When searching for healthy foods, we generally gravitate towards low-fat or fat-free options. Without giving it much extra thought, we conclude that once we see those words on a container it must be the best choice. But the fact is to make a normal fatty food low- or no- fat, it has to go through quite the process. Sometimes, this involves adding substances you wouldn’t normally like to be eating or removing things that should be included in your diet. In other cases, these fat-free foods may actually be hampering your natural biological processes.
The Flavor and Fullness Problem
Here’s a culinary fact that’s been accepted in cultures across the globe for generations: Fat is delicious. And this idea was harshly supported during the so-called low-fat diet movement of the late 20th century, when manufacturers discovered that taking out all that fat made their foods unappetizing. The flavor wasn’t the only thing that was affected, though. The foods also weren’t as filling.
Several creative solutions have found their way into the supermarkets. The most popular option is simply to load the food up with sugar and salt. Because of this, fat-free options commonly have as many, it not more, calories than their traditional counterpart.
Consider peanut butter. The reduced-fat option contains a few less grams of fat but the same amount of those calories! This is because, in many cases, those grams of fat have been replaced by an equal amount of sugar.
Similar routes are sometimes taken, using different chemicals. The food industry has cleverly invented “fat replacers,” which can be any mixture of protein, carbs and chemically altered fats. While these substances haven’t been conclusively linked to any long-term side effects, they don’t seem great in the short-term. For example, Olestra is one of the more frequently used altered fats and has been shown to cause digestive upset. This strange substance also passes through your body undigested, therefore giving you none of the vitamins usually paired with fat. Because of this, people who have a lot of Olestra in their diet could experience deficiencies in vitamins A, D and E.
Occasionally, food companies turn to a more out-of-the-box solution. A prevalent, and odd, way to make food fat-free is to added cellulose which is more commonly known as wood pulp. This mixture of finally ground saw dust and water has no flavor but is full of enough fiber to act as a thickener in the place of fats. Plus, using it allows companies to not only advertise that their products of “low-fat,” they are also now “high-fiber!”
But the issue with fat-free foods is a little more complicated than counting calories. Take, for instance, your salad. In that bowl of green is a ton of vitamins, all of which are vital to your health and well-being. Many of those vitamins are fat-soluble, meaning that they need to be ingested with some form of fat to be properly absorbed but your body. Fat-free dressing doesn’t give it the vehicle it needs and could leave you with a vitamin deficiency.
There’s also the fact, as we’ve discussed in previous posts, that not all fats are bad for you. In fact, the fats in peanut butter are some of the healthy type that your body needs. So, picking the reduced-fat option means that you’re denying yourself an important nutrient.

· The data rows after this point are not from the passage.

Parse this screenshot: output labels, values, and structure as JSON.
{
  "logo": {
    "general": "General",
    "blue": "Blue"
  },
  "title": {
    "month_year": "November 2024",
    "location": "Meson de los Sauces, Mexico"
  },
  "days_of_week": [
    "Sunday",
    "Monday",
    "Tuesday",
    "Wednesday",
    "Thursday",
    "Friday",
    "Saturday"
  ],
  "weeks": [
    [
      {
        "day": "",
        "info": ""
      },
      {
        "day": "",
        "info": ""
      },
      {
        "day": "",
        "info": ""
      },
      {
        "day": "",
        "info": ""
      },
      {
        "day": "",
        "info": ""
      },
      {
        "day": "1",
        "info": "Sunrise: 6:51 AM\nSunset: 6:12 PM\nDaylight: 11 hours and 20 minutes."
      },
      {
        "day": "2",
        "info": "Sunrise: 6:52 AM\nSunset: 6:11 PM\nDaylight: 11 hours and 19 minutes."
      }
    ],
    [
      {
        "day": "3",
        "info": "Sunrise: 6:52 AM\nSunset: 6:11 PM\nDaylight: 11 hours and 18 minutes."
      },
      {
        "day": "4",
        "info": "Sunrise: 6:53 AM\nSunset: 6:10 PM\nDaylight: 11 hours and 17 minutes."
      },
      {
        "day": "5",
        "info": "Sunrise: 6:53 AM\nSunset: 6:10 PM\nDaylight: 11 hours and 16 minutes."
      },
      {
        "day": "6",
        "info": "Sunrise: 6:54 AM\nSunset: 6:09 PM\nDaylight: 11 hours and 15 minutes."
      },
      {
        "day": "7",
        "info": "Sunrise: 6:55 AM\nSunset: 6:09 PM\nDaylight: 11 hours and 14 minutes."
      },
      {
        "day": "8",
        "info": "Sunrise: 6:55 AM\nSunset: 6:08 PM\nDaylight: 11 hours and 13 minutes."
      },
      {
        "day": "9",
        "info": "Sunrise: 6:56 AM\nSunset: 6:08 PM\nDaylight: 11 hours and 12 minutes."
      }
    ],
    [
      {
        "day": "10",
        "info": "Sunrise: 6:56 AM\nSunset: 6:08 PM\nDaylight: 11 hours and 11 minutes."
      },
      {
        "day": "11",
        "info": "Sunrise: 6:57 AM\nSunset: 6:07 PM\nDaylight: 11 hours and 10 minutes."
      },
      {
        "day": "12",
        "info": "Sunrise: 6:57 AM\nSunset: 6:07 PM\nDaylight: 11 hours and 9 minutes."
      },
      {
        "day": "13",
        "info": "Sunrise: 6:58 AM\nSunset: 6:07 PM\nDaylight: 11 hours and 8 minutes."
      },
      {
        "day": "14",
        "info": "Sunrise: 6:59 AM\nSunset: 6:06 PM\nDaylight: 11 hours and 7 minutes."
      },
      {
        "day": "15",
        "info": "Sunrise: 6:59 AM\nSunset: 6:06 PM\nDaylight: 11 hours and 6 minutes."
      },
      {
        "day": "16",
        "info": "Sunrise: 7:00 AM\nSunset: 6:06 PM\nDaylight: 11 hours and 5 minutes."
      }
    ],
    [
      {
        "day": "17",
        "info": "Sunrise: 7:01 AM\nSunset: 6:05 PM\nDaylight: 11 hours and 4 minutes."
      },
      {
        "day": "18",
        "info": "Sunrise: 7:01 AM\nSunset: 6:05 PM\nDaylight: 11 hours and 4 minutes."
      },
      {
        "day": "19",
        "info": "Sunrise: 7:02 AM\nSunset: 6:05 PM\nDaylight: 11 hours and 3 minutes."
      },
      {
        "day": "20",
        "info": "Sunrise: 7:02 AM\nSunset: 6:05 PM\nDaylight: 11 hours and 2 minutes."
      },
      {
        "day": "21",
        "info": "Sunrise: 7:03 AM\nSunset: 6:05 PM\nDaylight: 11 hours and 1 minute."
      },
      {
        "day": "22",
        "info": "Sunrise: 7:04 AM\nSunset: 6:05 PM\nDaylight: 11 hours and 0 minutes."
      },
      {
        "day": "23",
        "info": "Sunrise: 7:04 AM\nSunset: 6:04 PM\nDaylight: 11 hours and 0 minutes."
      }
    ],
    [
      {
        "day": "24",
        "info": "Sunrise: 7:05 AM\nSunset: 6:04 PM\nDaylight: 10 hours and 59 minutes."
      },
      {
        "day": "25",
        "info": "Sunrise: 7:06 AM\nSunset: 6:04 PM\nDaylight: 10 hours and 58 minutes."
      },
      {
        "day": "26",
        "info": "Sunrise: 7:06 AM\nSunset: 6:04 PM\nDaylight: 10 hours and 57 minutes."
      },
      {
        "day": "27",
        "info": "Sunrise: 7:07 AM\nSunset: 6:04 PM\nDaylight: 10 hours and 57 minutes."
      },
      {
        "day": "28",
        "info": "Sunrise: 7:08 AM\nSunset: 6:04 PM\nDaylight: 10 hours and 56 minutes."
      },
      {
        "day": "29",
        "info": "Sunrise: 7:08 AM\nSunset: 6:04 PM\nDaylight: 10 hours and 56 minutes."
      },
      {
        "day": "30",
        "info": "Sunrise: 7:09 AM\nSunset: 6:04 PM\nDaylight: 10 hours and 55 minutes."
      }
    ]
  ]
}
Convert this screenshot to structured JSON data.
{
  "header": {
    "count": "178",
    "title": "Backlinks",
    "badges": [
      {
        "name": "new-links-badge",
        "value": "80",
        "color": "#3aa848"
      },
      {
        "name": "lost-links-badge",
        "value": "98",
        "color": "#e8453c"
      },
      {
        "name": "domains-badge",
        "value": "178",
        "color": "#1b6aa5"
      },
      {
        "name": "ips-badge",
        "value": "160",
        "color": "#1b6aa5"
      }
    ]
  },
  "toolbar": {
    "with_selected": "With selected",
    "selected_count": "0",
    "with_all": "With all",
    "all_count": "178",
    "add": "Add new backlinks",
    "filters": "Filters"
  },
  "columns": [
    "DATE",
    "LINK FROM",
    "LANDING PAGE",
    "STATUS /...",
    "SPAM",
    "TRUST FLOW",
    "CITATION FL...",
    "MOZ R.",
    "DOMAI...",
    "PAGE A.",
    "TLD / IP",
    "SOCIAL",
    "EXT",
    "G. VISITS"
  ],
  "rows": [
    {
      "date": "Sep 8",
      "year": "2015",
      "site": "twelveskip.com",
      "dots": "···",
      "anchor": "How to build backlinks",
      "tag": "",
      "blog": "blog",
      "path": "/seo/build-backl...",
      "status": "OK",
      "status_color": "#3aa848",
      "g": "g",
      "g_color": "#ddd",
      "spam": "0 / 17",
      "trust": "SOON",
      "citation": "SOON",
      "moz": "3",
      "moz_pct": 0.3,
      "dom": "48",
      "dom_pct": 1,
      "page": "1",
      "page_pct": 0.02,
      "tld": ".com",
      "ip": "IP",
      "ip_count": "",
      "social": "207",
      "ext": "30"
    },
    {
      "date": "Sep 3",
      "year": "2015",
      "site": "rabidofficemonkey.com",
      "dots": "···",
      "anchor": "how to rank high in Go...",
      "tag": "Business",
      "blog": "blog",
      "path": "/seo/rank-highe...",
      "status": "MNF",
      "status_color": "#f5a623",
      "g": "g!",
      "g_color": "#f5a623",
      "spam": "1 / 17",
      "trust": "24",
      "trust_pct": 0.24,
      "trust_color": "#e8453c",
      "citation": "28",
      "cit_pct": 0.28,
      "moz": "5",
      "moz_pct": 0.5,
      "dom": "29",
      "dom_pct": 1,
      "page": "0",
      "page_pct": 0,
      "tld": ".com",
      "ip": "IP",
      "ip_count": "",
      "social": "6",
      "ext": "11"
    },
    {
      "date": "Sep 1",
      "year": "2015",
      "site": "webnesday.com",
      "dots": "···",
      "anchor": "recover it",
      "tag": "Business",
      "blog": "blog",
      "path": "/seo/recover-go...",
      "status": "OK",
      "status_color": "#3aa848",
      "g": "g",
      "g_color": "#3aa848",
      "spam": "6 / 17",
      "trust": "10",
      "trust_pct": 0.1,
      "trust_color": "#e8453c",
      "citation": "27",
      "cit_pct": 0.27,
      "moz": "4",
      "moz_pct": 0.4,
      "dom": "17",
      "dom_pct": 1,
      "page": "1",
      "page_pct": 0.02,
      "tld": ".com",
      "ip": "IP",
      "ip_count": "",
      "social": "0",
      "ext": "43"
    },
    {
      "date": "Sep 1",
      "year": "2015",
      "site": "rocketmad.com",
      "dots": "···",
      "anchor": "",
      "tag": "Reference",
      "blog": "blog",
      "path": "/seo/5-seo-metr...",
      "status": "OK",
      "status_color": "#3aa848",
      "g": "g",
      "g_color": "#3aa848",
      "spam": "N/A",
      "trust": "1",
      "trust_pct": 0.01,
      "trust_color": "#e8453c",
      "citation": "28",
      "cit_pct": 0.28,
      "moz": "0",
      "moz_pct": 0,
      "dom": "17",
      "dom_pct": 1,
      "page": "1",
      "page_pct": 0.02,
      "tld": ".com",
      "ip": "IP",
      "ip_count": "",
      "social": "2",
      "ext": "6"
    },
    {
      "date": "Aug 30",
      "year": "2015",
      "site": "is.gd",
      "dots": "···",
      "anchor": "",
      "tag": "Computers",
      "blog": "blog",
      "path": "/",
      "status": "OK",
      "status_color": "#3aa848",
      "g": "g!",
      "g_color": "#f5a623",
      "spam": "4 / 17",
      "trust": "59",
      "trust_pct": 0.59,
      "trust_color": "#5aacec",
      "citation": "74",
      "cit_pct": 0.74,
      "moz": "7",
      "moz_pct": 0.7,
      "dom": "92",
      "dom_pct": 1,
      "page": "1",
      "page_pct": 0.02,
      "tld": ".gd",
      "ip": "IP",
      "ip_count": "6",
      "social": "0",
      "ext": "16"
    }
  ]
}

Instead of relying of fat-free foods, remember that body is added to your body when you eat too many calories. It doesn’t matter where those calories come from. Rather than trying to be totally fat-free pick healthy fats like those found in nuts, fish and olive oil.
Do you have any tips for balancing healthy fats in your diet? Please share them in the comments.